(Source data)
━━━━

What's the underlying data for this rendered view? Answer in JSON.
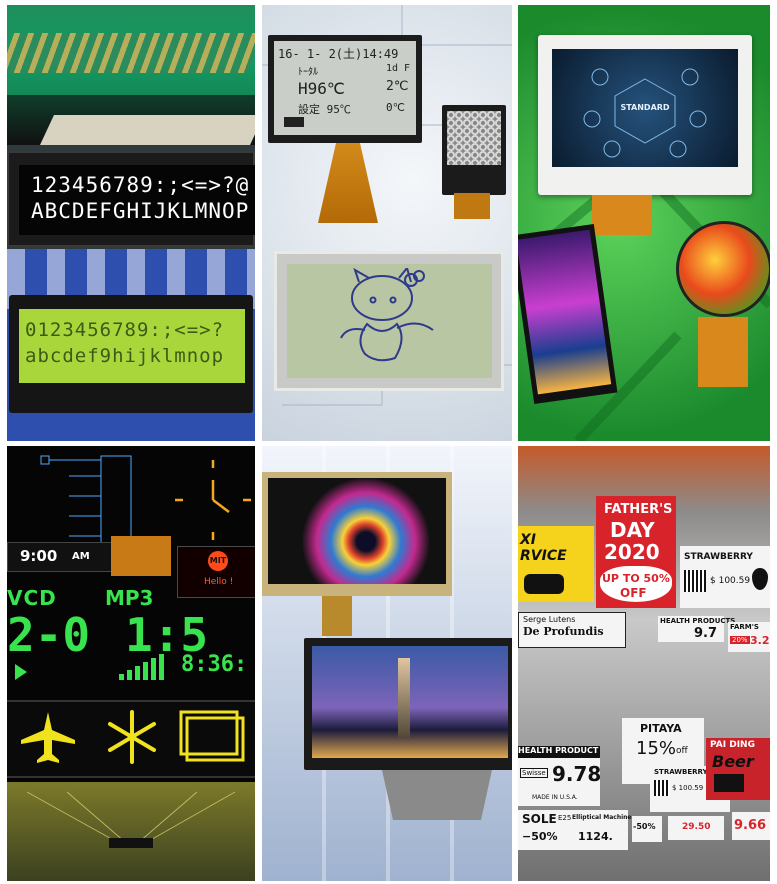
{
  "tiles": {
    "char_lcd": {
      "oled_line1": "123456789:;<=>?@",
      "oled_line2": "ABCDEFGHIJKLMNOP",
      "lcd_line1": "0123456789:;<=>?",
      "lcd_line2": "abcdef9hijklmnop"
    },
    "graphic_lcd": {
      "row1": "16- 1- 2(土)14:49",
      "row2_left": "ﾄｰﾀﾙ",
      "row2_right": "1d F",
      "row3_left": "H96℃",
      "row3_right": "2℃",
      "row4_left": "設定 95℃",
      "row4_right": "0℃"
    },
    "tft": {
      "screen_label": "STANDARD"
    },
    "oled": {
      "time": "9:00",
      "ampm": "AM",
      "vcd": "VCD",
      "mp3": "MP3",
      "digits_left": "2-0",
      "digits_right": "1:5",
      "clock_digits": "8:36:",
      "badge": "MIT",
      "hello": "Hello !"
    },
    "epaper": {
      "taxi_l1": "XI",
      "taxi_l2": "RVICE",
      "fathers_1": "FATHER'S",
      "fathers_2": "DAY",
      "fathers_3": "2020",
      "upto": "UP TO 50%",
      "off": "OFF",
      "straw": "STRAWBERRY",
      "straw_price": "$ 100.59",
      "serge": "Serge Lutens",
      "profundis": "De Profundis",
      "health": "HEALTH PRODUCTS",
      "price_97": "9.7",
      "farms": "FARM'S",
      "farms_disc": "20%",
      "farms_price": "3.2",
      "pitaya": "PITAYA",
      "pitaya_pct": "15%",
      "pitaya_off": "off",
      "health2": "HEALTH PRODUCT",
      "swisse": "Swisse",
      "price_978": "9.78",
      "made_usa": "MADE IN U.S.A.",
      "straw2": "STRAWBERRY",
      "straw2_price": "$ 100.59",
      "paiding": "PAI DING",
      "beer": "Beer",
      "price_966": "9.66",
      "sole": "SOLE",
      "sole_code": "E25",
      "elliptical": "Elliptical Machine",
      "minus50": "−50%",
      "price_1124": "1124.",
      "minus50b": "-50%",
      "price_2950": "29.50"
    }
  }
}
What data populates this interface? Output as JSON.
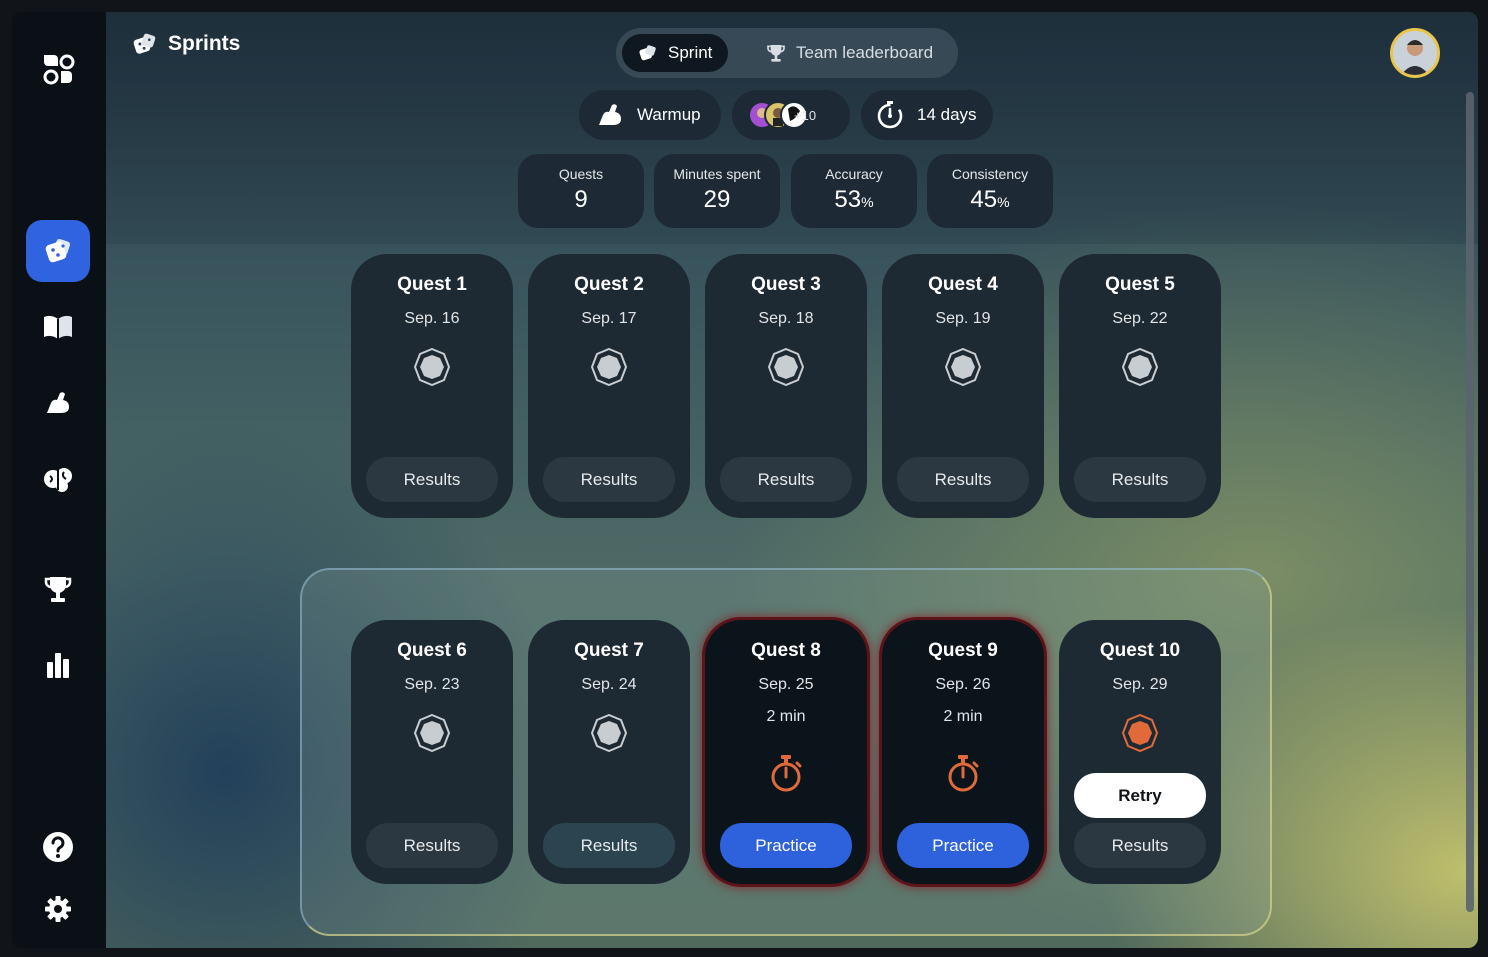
{
  "header": {
    "title": "Sprints"
  },
  "tabs": {
    "sprint": "Sprint",
    "leaderboard": "Team leaderboard"
  },
  "pills": {
    "warmup": "Warmup",
    "members_extra": "+10",
    "duration": "14 days"
  },
  "stats": [
    {
      "label": "Quests",
      "value": "9",
      "unit": ""
    },
    {
      "label": "Minutes spent",
      "value": "29",
      "unit": ""
    },
    {
      "label": "Accuracy",
      "value": "53",
      "unit": "%"
    },
    {
      "label": "Consistency",
      "value": "45",
      "unit": "%"
    }
  ],
  "quests": [
    {
      "title": "Quest 1",
      "date": "Sep. 16",
      "results": "Results"
    },
    {
      "title": "Quest 2",
      "date": "Sep. 17",
      "results": "Results"
    },
    {
      "title": "Quest 3",
      "date": "Sep. 18",
      "results": "Results"
    },
    {
      "title": "Quest 4",
      "date": "Sep. 19",
      "results": "Results"
    },
    {
      "title": "Quest 5",
      "date": "Sep. 22",
      "results": "Results"
    },
    {
      "title": "Quest 6",
      "date": "Sep. 23",
      "results": "Results"
    },
    {
      "title": "Quest 7",
      "date": "Sep. 24",
      "results": "Results"
    },
    {
      "title": "Quest 8",
      "date": "Sep. 25",
      "minutes": "2 min",
      "action": "Practice"
    },
    {
      "title": "Quest 9",
      "date": "Sep. 26",
      "minutes": "2 min",
      "action": "Practice"
    },
    {
      "title": "Quest 10",
      "date": "Sep. 29",
      "retry": "Retry",
      "results": "Results"
    }
  ],
  "colors": {
    "accent": "#2f63e0",
    "badge_orange": "#e06a3a",
    "avatar_ring": "#e9c64a"
  },
  "icons": {
    "sidebar": [
      "apps-icon",
      "dice-icon",
      "book-icon",
      "muscle-icon",
      "brain-icon",
      "trophy-icon",
      "chart-icon",
      "help-icon",
      "gear-icon"
    ]
  }
}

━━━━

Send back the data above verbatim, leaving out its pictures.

_SOLUTION TO THE EXERCISE_:
What's the underlying data for this rendered view? Answer in JSON.
{
  "tiles": {
    "char_lcd": {
      "oled_line1": "123456789:;<=>?@",
      "oled_line2": "ABCDEFGHIJKLMNOP",
      "lcd_line1": "0123456789:;<=>?",
      "lcd_line2": "abcdef9hijklmnop"
    },
    "graphic_lcd": {
      "row1": "16- 1- 2(土)14:49",
      "row2_left": "ﾄｰﾀﾙ",
      "row2_right": "1d F",
      "row3_left": "H96℃",
      "row3_right": "2℃",
      "row4_left": "設定 95℃",
      "row4_right": "0℃"
    },
    "tft": {
      "screen_label": "STANDARD"
    },
    "oled": {
      "time": "9:00",
      "ampm": "AM",
      "vcd": "VCD",
      "mp3": "MP3",
      "digits_left": "2-0",
      "digits_right": "1:5",
      "clock_digits": "8:36:",
      "badge": "MIT",
      "hello": "Hello !"
    },
    "epaper": {
      "taxi_l1": "XI",
      "taxi_l2": "RVICE",
      "fathers_1": "FATHER'S",
      "fathers_2": "DAY",
      "fathers_3": "2020",
      "upto": "UP TO 50%",
      "off": "OFF",
      "straw": "STRAWBERRY",
      "straw_price": "$ 100.59",
      "serge": "Serge Lutens",
      "profundis": "De Profundis",
      "health": "HEALTH PRODUCTS",
      "price_97": "9.7",
      "farms": "FARM'S",
      "farms_disc": "20%",
      "farms_price": "3.2",
      "pitaya": "PITAYA",
      "pitaya_pct": "15%",
      "pitaya_off": "off",
      "health2": "HEALTH PRODUCT",
      "swisse": "Swisse",
      "price_978": "9.78",
      "made_usa": "MADE IN U.S.A.",
      "straw2": "STRAWBERRY",
      "straw2_price": "$ 100.59",
      "paiding": "PAI DING",
      "beer": "Beer",
      "price_966": "9.66",
      "sole": "SOLE",
      "sole_code": "E25",
      "elliptical": "Elliptical Machine",
      "minus50": "−50%",
      "price_1124": "1124.",
      "minus50b": "-50%",
      "price_2950": "29.50"
    }
  }
}
What data populates this interface? Output as JSON.
{
  "header": {
    "title": "Sprints"
  },
  "tabs": {
    "sprint": "Sprint",
    "leaderboard": "Team leaderboard"
  },
  "pills": {
    "warmup": "Warmup",
    "members_extra": "+10",
    "duration": "14 days"
  },
  "stats": [
    {
      "label": "Quests",
      "value": "9",
      "unit": ""
    },
    {
      "label": "Minutes spent",
      "value": "29",
      "unit": ""
    },
    {
      "label": "Accuracy",
      "value": "53",
      "unit": "%"
    },
    {
      "label": "Consistency",
      "value": "45",
      "unit": "%"
    }
  ],
  "quests": [
    {
      "title": "Quest 1",
      "date": "Sep. 16",
      "results": "Results"
    },
    {
      "title": "Quest 2",
      "date": "Sep. 17",
      "results": "Results"
    },
    {
      "title": "Quest 3",
      "date": "Sep. 18",
      "results": "Results"
    },
    {
      "title": "Quest 4",
      "date": "Sep. 19",
      "results": "Results"
    },
    {
      "title": "Quest 5",
      "date": "Sep. 22",
      "results": "Results"
    },
    {
      "title": "Quest 6",
      "date": "Sep. 23",
      "results": "Results"
    },
    {
      "title": "Quest 7",
      "date": "Sep. 24",
      "results": "Results"
    },
    {
      "title": "Quest 8",
      "date": "Sep. 25",
      "minutes": "2 min",
      "action": "Practice"
    },
    {
      "title": "Quest 9",
      "date": "Sep. 26",
      "minutes": "2 min",
      "action": "Practice"
    },
    {
      "title": "Quest 10",
      "date": "Sep. 29",
      "retry": "Retry",
      "results": "Results"
    }
  ],
  "colors": {
    "accent": "#2f63e0",
    "badge_orange": "#e06a3a",
    "avatar_ring": "#e9c64a"
  },
  "icons": {
    "sidebar": [
      "apps-icon",
      "dice-icon",
      "book-icon",
      "muscle-icon",
      "brain-icon",
      "trophy-icon",
      "chart-icon",
      "help-icon",
      "gear-icon"
    ]
  }
}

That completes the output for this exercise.